It’s one thing to find Troy charismatic and engaging, and to love him as a villain, but it’s a whole other circumstance when you love him as a person. Troy was not meant to be a hero, he was meant to be an awful character whose demise we rooted for. It’s true that people can change, and perhaps one day Troy will lose his discriminatory sensibilities.

However, so far Troy is not a changed person. His circumstances have changed, causing us to become endeared to him, but that doesn’t mean his character has changed. We shouldn’t sweep his previous acts under the rug so easily, and we shouldn’t humanize someone who has little to no humanity.

Do you think ‘Fear the Walking Dead’ suffers from a Troy problem?

The News

Quentin Tarantino says he knew about Harvey Weinstein’s behavior: ‘I knew enough to do more than I did’

In a new interview with The New York Times, director Quentin Tarantino — whose films have largely been distributed by The Weinstein Company — admits he knew how Harvey Weinstein treated women.

Earlier this month The Times and The New Yorker published bombshell reports revealing horrific behavior by TWC founder Harvey Weinstein. The reports — and the revelations that came in the days after — rocked Hollywood.

Tarantino remained silent until Thursday’s interview. In it, he tells The Times he “knew enough to do more than I did.”

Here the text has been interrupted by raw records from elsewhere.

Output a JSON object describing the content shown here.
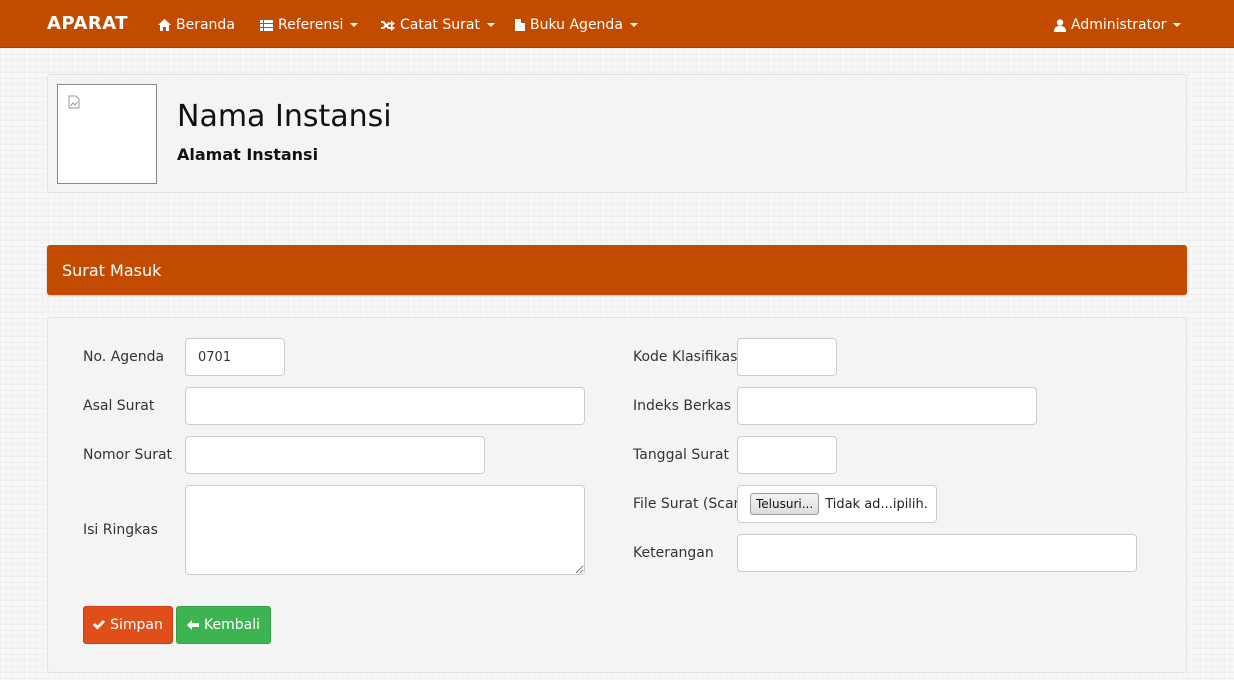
{
  "navbar": {
    "brand": "APARAT",
    "items": [
      {
        "label": "Beranda",
        "icon": "home-icon"
      },
      {
        "label": "Referensi",
        "icon": "list-icon"
      },
      {
        "label": "Catat Surat",
        "icon": "shuffle-icon"
      },
      {
        "label": "Buku Agenda",
        "icon": "file-icon"
      }
    ],
    "user": {
      "label": "Administrator",
      "icon": "user-icon"
    }
  },
  "header": {
    "name": "Nama Instansi",
    "address": "Alamat Instansi"
  },
  "section": {
    "title": "Surat Masuk"
  },
  "form": {
    "no_agenda": {
      "label": "No. Agenda",
      "value": "0701"
    },
    "asal_surat": {
      "label": "Asal Surat",
      "value": ""
    },
    "nomor_surat": {
      "label": "Nomor Surat",
      "value": ""
    },
    "isi_ringkas": {
      "label": "Isi Ringkas",
      "value": ""
    },
    "kode_klasifikasi": {
      "label": "Kode Klasifikasi",
      "value": ""
    },
    "indeks_berkas": {
      "label": "Indeks Berkas",
      "value": ""
    },
    "tanggal_surat": {
      "label": "Tanggal Surat",
      "value": ""
    },
    "file_surat": {
      "label": "File Surat (Scan)",
      "button": "Telusuri...",
      "status": "Tidak ad...ipilih."
    },
    "keterangan": {
      "label": "Keterangan",
      "value": ""
    }
  },
  "buttons": {
    "save": "Simpan",
    "back": "Kembali"
  },
  "colors": {
    "primary": "#c24b00",
    "save": "#e04f1a",
    "back": "#3cb452"
  }
}
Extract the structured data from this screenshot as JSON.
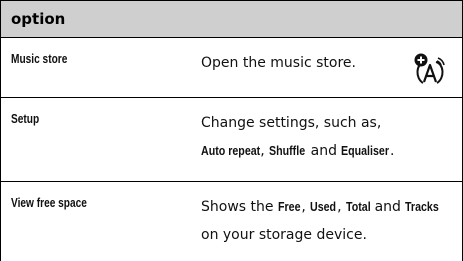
{
  "header": {
    "label": "option"
  },
  "rows": [
    {
      "option": "Music store",
      "description_lines": [
        "Open the music store."
      ],
      "icon": "network-access-icon"
    },
    {
      "option": "Setup",
      "description_line1": "Change settings, such as,",
      "description_line2": {
        "kw1": "Auto repeat",
        "sep1": ", ",
        "kw2": "Shuffle",
        "sep2": " and ",
        "kw3": "Equaliser",
        "end": "."
      }
    },
    {
      "option": "View free space",
      "description_line1": {
        "pre": "Shows the ",
        "kw1": "Free",
        "sep1": ", ",
        "kw2": "Used",
        "sep2": ", ",
        "kw3": "Total",
        "sep3": " and ",
        "kw4": "Tracks"
      },
      "description_line2": "on your storage device."
    }
  ],
  "colors": {
    "header_background": "#cfcfcf",
    "border": "#000000",
    "text": "#111111"
  }
}
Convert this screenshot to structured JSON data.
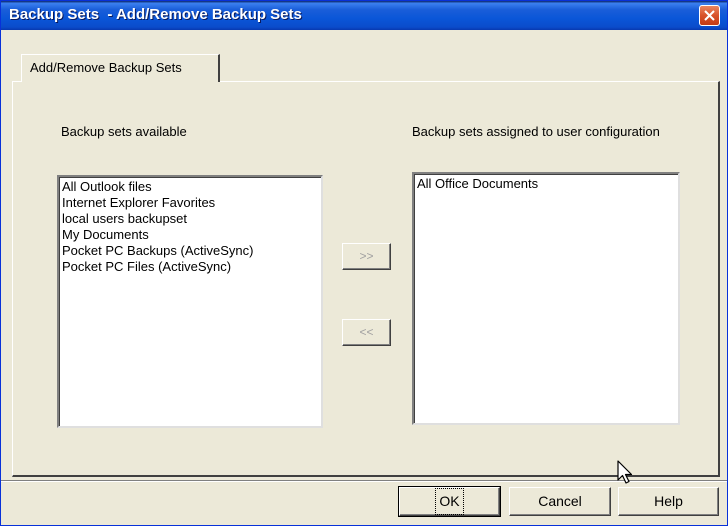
{
  "window": {
    "title": "Backup Sets  - Add/Remove Backup Sets",
    "close_icon": "close-icon"
  },
  "tabs": [
    {
      "label": "Add/Remove Backup Sets",
      "active": true
    }
  ],
  "available": {
    "label": "Backup sets available",
    "items": [
      "All Outlook files",
      "Internet Explorer Favorites",
      "local users backupset",
      "My Documents",
      "Pocket PC Backups (ActiveSync)",
      "Pocket PC Files (ActiveSync)"
    ]
  },
  "assigned": {
    "label": "Backup sets assigned to user configuration",
    "items": [
      "All Office Documents"
    ]
  },
  "transfer": {
    "add_label": ">>",
    "remove_label": "<<"
  },
  "footer": {
    "ok_label": "OK",
    "cancel_label": "Cancel",
    "help_label": "Help"
  },
  "colors": {
    "titlebar": "#0a56d8",
    "dialog_bg": "#ece9d8",
    "close_button": "#d8522a"
  }
}
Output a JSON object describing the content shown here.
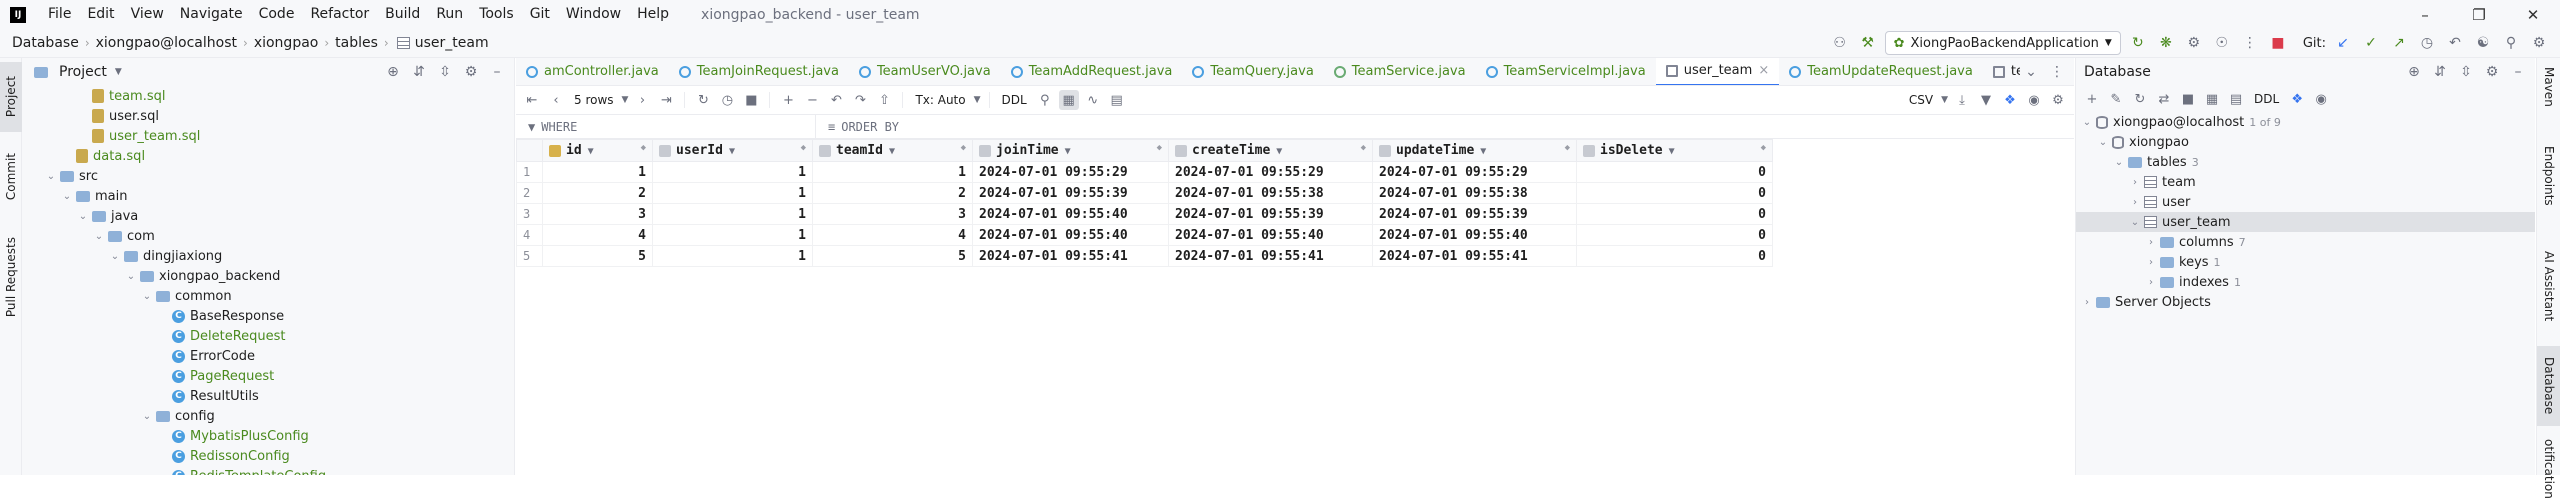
{
  "menu": {
    "items": [
      "File",
      "Edit",
      "View",
      "Navigate",
      "Code",
      "Refactor",
      "Build",
      "Run",
      "Tools",
      "Git",
      "Window",
      "Help"
    ],
    "title": "xiongpao_backend - user_team"
  },
  "breadcrumb": [
    "Database",
    "xiongpao@localhost",
    "xiongpao",
    "tables",
    "user_team"
  ],
  "toolbar": {
    "run_config": "XiongPaoBackendApplication",
    "git_label": "Git:"
  },
  "left_strip": {
    "tabs": [
      "Project",
      "Commit",
      "Pull Requests"
    ]
  },
  "project": {
    "title": "Project",
    "tree": [
      {
        "label": "team.sql",
        "indent": 3,
        "icon": "sql",
        "color": "green"
      },
      {
        "label": "user.sql",
        "indent": 3,
        "icon": "sql",
        "color": ""
      },
      {
        "label": "user_team.sql",
        "indent": 3,
        "icon": "sql",
        "color": "green"
      },
      {
        "label": "data.sql",
        "indent": 2,
        "icon": "sql",
        "color": "green"
      },
      {
        "label": "src",
        "indent": 1,
        "icon": "folder",
        "arrow": "down"
      },
      {
        "label": "main",
        "indent": 2,
        "icon": "folder",
        "arrow": "down"
      },
      {
        "label": "java",
        "indent": 3,
        "icon": "folder",
        "arrow": "down"
      },
      {
        "label": "com",
        "indent": 4,
        "icon": "folder",
        "arrow": "down"
      },
      {
        "label": "dingjiaxiong",
        "indent": 5,
        "icon": "folder",
        "arrow": "down"
      },
      {
        "label": "xiongpao_backend",
        "indent": 6,
        "icon": "folder",
        "arrow": "down"
      },
      {
        "label": "common",
        "indent": 7,
        "icon": "folder",
        "arrow": "down"
      },
      {
        "label": "BaseResponse",
        "indent": 8,
        "icon": "class",
        "color": ""
      },
      {
        "label": "DeleteRequest",
        "indent": 8,
        "icon": "class",
        "color": "green"
      },
      {
        "label": "ErrorCode",
        "indent": 8,
        "icon": "class",
        "color": ""
      },
      {
        "label": "PageRequest",
        "indent": 8,
        "icon": "class",
        "color": "green"
      },
      {
        "label": "ResultUtils",
        "indent": 8,
        "icon": "class",
        "color": ""
      },
      {
        "label": "config",
        "indent": 7,
        "icon": "folder",
        "arrow": "down"
      },
      {
        "label": "MybatisPlusConfig",
        "indent": 8,
        "icon": "class",
        "color": "green"
      },
      {
        "label": "RedissonConfig",
        "indent": 8,
        "icon": "class",
        "color": "green"
      },
      {
        "label": "RedisTemplateConfig",
        "indent": 8,
        "icon": "class",
        "color": "green"
      }
    ]
  },
  "editor": {
    "tabs": [
      {
        "label": "amController.java",
        "icon": "class",
        "color": "green"
      },
      {
        "label": "TeamJoinRequest.java",
        "icon": "class",
        "color": "green"
      },
      {
        "label": "TeamUserVO.java",
        "icon": "class",
        "color": "green"
      },
      {
        "label": "TeamAddRequest.java",
        "icon": "class",
        "color": "green"
      },
      {
        "label": "TeamQuery.java",
        "icon": "class",
        "color": "green"
      },
      {
        "label": "TeamService.java",
        "icon": "iface",
        "color": "green"
      },
      {
        "label": "TeamServiceImpl.java",
        "icon": "class",
        "color": "green"
      },
      {
        "label": "user_team",
        "icon": "grid",
        "color": "",
        "active": true
      },
      {
        "label": "TeamUpdateRequest.java",
        "icon": "class",
        "color": "green"
      },
      {
        "label": "team",
        "icon": "grid",
        "color": ""
      }
    ],
    "rows_label": "5 rows",
    "tx_label": "Tx: Auto",
    "ddl_label": "DDL",
    "export_label": "CSV",
    "where_label": "WHERE",
    "order_label": "ORDER BY"
  },
  "table": {
    "columns": [
      "id",
      "userId",
      "teamId",
      "joinTime",
      "createTime",
      "updateTime",
      "isDelete"
    ],
    "rows": [
      [
        "1",
        "1",
        "1",
        "1",
        "2024-07-01 09:55:29",
        "2024-07-01 09:55:29",
        "2024-07-01 09:55:29",
        "0"
      ],
      [
        "2",
        "2",
        "1",
        "2",
        "2024-07-01 09:55:39",
        "2024-07-01 09:55:38",
        "2024-07-01 09:55:38",
        "0"
      ],
      [
        "3",
        "3",
        "1",
        "3",
        "2024-07-01 09:55:40",
        "2024-07-01 09:55:39",
        "2024-07-01 09:55:39",
        "0"
      ],
      [
        "4",
        "4",
        "1",
        "4",
        "2024-07-01 09:55:40",
        "2024-07-01 09:55:40",
        "2024-07-01 09:55:40",
        "0"
      ],
      [
        "5",
        "5",
        "1",
        "5",
        "2024-07-01 09:55:41",
        "2024-07-01 09:55:41",
        "2024-07-01 09:55:41",
        "0"
      ]
    ]
  },
  "database": {
    "title": "Database",
    "ddl_label": "DDL",
    "tree": [
      {
        "label": "xiongpao@localhost",
        "count": "1 of 9",
        "indent": 0,
        "icon": "db",
        "arrow": "down"
      },
      {
        "label": "xiongpao",
        "count": "",
        "indent": 1,
        "icon": "db",
        "arrow": "down"
      },
      {
        "label": "tables",
        "count": "3",
        "indent": 2,
        "icon": "folder",
        "arrow": "down"
      },
      {
        "label": "team",
        "count": "",
        "indent": 3,
        "icon": "table",
        "arrow": "right"
      },
      {
        "label": "user",
        "count": "",
        "indent": 3,
        "icon": "table",
        "arrow": "right"
      },
      {
        "label": "user_team",
        "count": "",
        "indent": 3,
        "icon": "table",
        "arrow": "down",
        "selected": true
      },
      {
        "label": "columns",
        "count": "7",
        "indent": 4,
        "icon": "folder",
        "arrow": "right"
      },
      {
        "label": "keys",
        "count": "1",
        "indent": 4,
        "icon": "folder",
        "arrow": "right"
      },
      {
        "label": "indexes",
        "count": "1",
        "indent": 4,
        "icon": "folder",
        "arrow": "right"
      },
      {
        "label": "Server Objects",
        "count": "",
        "indent": 0,
        "icon": "folder",
        "arrow": "right"
      }
    ]
  },
  "right_strip": {
    "tabs": [
      "Maven",
      "Endpoints",
      "AI Assistant",
      "Database",
      "Notifications"
    ]
  }
}
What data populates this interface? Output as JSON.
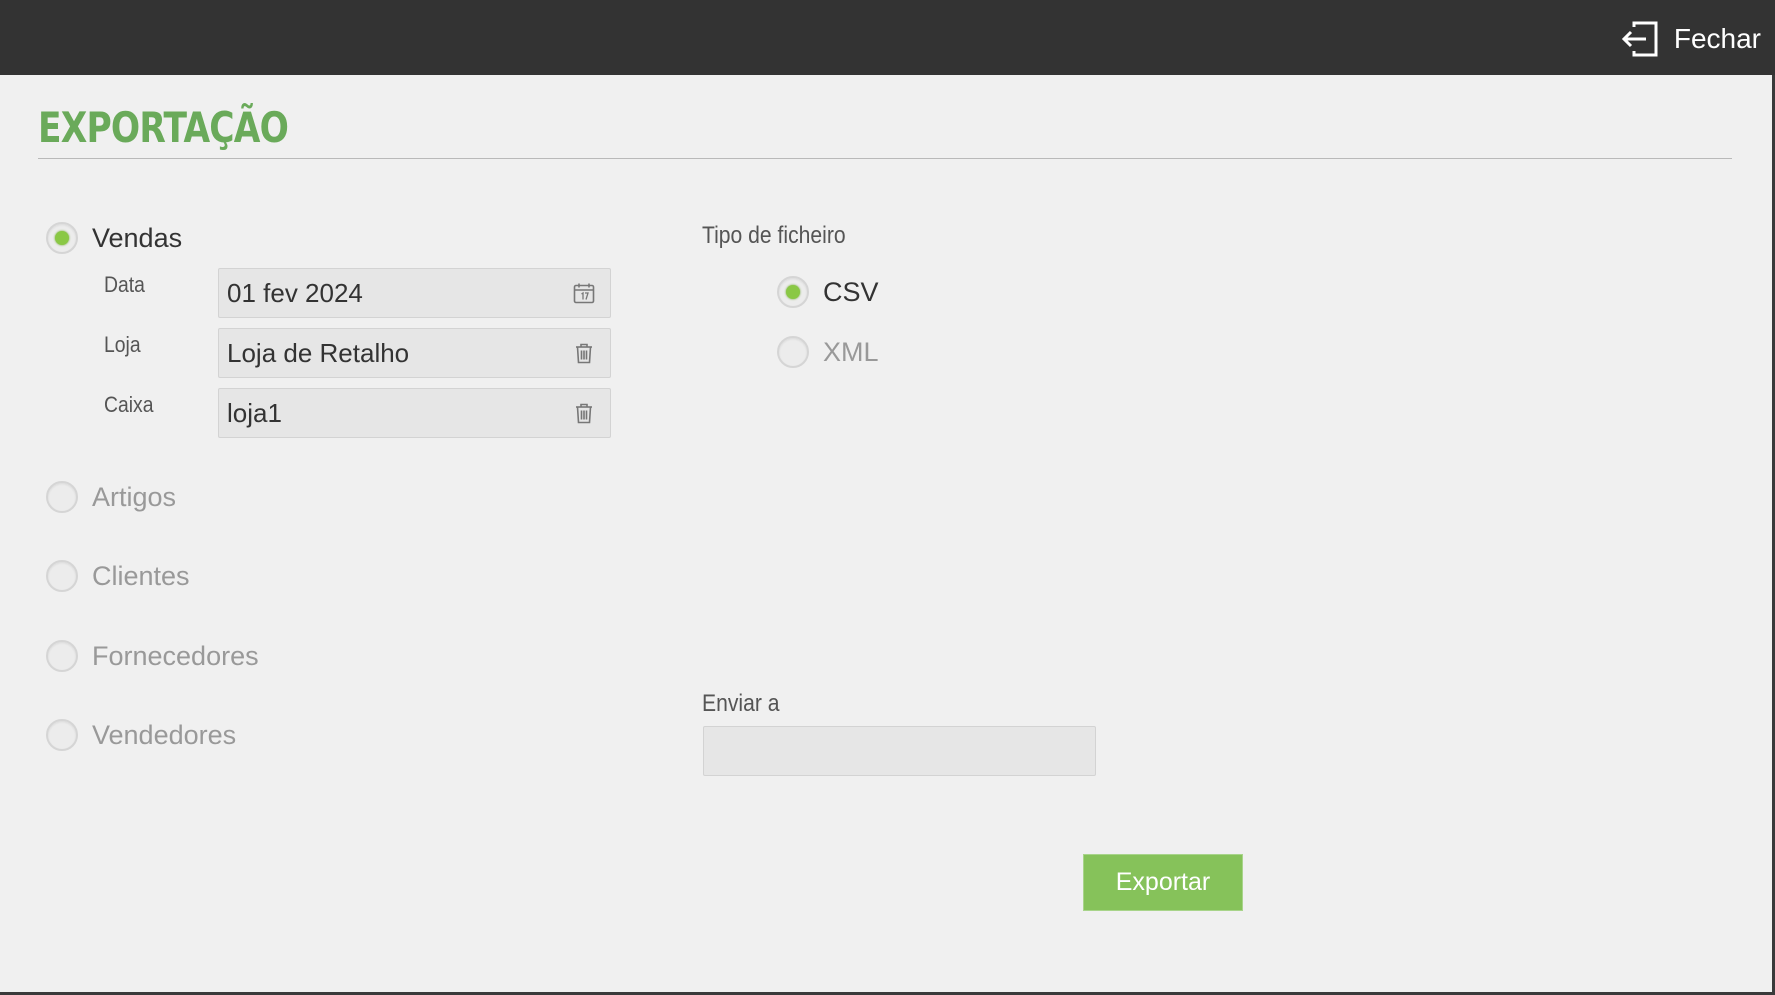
{
  "header": {
    "close_label": "Fechar",
    "close_icon": "exit-icon"
  },
  "page": {
    "title": "Exportação"
  },
  "export_types": [
    {
      "label": "Vendas",
      "checked": true
    },
    {
      "label": "Artigos",
      "checked": false
    },
    {
      "label": "Clientes",
      "checked": false
    },
    {
      "label": "Fornecedores",
      "checked": false
    },
    {
      "label": "Vendedores",
      "checked": false
    }
  ],
  "sales_filters": {
    "date": {
      "label": "Data",
      "value": "01 fev 2024",
      "icon": "calendar-icon"
    },
    "store": {
      "label": "Loja",
      "value": "Loja de Retalho",
      "icon": "trash-icon"
    },
    "register": {
      "label": "Caixa",
      "value": "loja1",
      "icon": "trash-icon"
    }
  },
  "file_type": {
    "label": "Tipo de ficheiro",
    "options": [
      {
        "label": "CSV",
        "checked": true
      },
      {
        "label": "XML",
        "checked": false
      }
    ]
  },
  "send_to": {
    "label": "Enviar a",
    "value": "",
    "placeholder": ""
  },
  "export_button": {
    "label": "Exportar"
  },
  "colors": {
    "accent_green": "#6aaa5a",
    "button_green": "#86c25a",
    "radio_dot": "#8ac845",
    "topbar": "#333333",
    "background": "#f0f0f0"
  }
}
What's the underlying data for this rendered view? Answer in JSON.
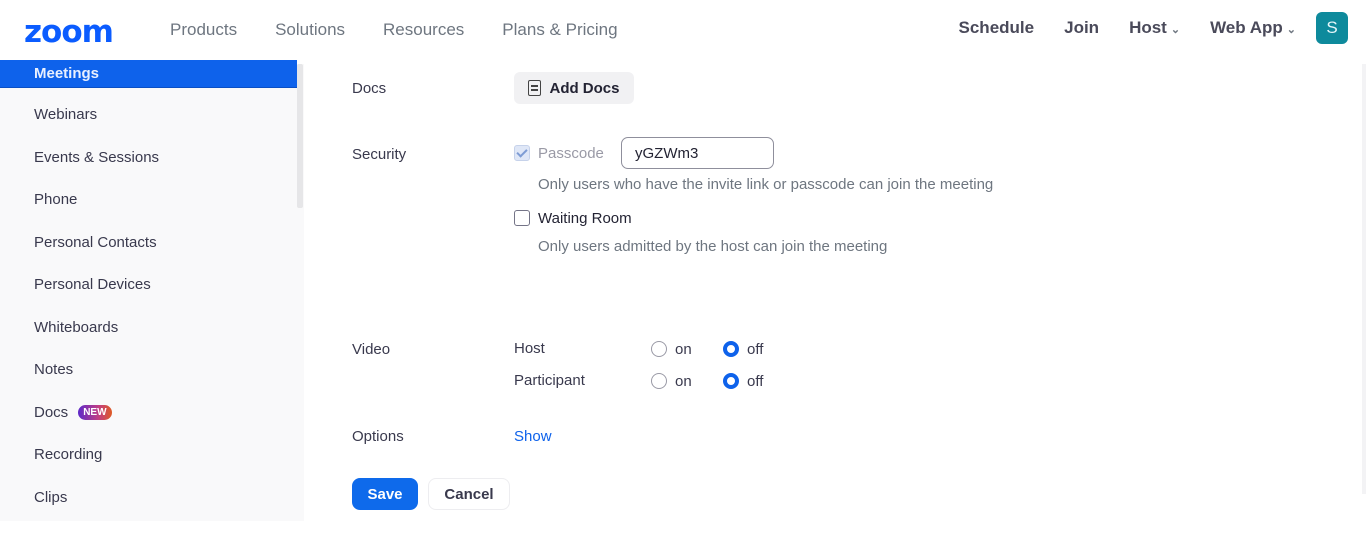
{
  "header": {
    "logo": "zoom",
    "nav_left": [
      "Products",
      "Solutions",
      "Resources",
      "Plans & Pricing"
    ],
    "nav_right": {
      "schedule": "Schedule",
      "join": "Join",
      "host": "Host",
      "web_app": "Web App",
      "avatar_initial": "S"
    }
  },
  "sidebar": {
    "items": [
      {
        "label": "Meetings",
        "active": true
      },
      {
        "label": "Webinars"
      },
      {
        "label": "Events & Sessions"
      },
      {
        "label": "Phone"
      },
      {
        "label": "Personal Contacts"
      },
      {
        "label": "Personal Devices"
      },
      {
        "label": "Whiteboards"
      },
      {
        "label": "Notes"
      },
      {
        "label": "Docs",
        "badge": "NEW"
      },
      {
        "label": "Recording"
      },
      {
        "label": "Clips"
      }
    ]
  },
  "form": {
    "docs": {
      "label": "Docs",
      "button": "Add Docs"
    },
    "security": {
      "label": "Security",
      "passcode": {
        "label": "Passcode",
        "checked": true,
        "value": "yGZWm3",
        "hint": "Only users who have the invite link or passcode can join the meeting"
      },
      "waiting_room": {
        "label": "Waiting Room",
        "checked": false,
        "hint": "Only users admitted by the host can join the meeting"
      }
    },
    "video": {
      "label": "Video",
      "host": {
        "label": "Host",
        "on": "on",
        "off": "off",
        "selected": "off"
      },
      "participant": {
        "label": "Participant",
        "on": "on",
        "off": "off",
        "selected": "off"
      }
    },
    "options": {
      "label": "Options",
      "link": "Show"
    },
    "actions": {
      "save": "Save",
      "cancel": "Cancel"
    }
  },
  "colors": {
    "brand": "#0b5cff",
    "accent": "#0e62eb",
    "avatar": "#0e8a9c"
  }
}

“It was more to it than just the normal rumors, the normal gossip. It wasn’t secondhand. I knew he did a couple of these things,” Tarantino said, referencing the stories recently shared by “prominent” actresses.

“I wish I had taken responsibility for what I heard. If I had done the work I should have done then, I would have had to not work with him.”

Tarantino admits that he can offer nothing but a “crappy” excuse at this point. Even though he heard stories about his business partner on multiple occasions, he “chalked it up to a ’50s-’60s era image of a boss chasing a secretary around the desk. As if that’s O.K. That’s the egg on my face right now.”

The director, whose most recent film The Hateful Eight was distributed by The Weinstein Company, says that he tried to reach out to the disgraced Hollywood mogul after the reports were published, but Weinstein didn’t pick up. More of Tarantino’s remarks can be read over on The Times’ website.

As more women share their stories, Hollywood is starting to take (some) action. Last week The Weinstein Company fired their founder, and The Academy voted to remove him from their ranks.

Explaining their vote to expel him, The Academy said in a statement, “We do so not simply to separate ourselves from someone who does not merit the respect of his colleagues but also to send a message that the era of willful ignorance and shameful complicity in sexually predatory behavior and workplace harassment in our industry is over. What’s at issue here is a deeply troubling problem that has no place in our society.”

October 19, 2017
The Podcasts

Hype is our flagship podcast talking all things fandom

Episode #163 – Justified!

Hype Podcast tackles this week’s biggest entertainment stories including Will and Grace, Riverdale, The Bold Type, Lorde, Avatar and more.

October 7, 2017
The Reviews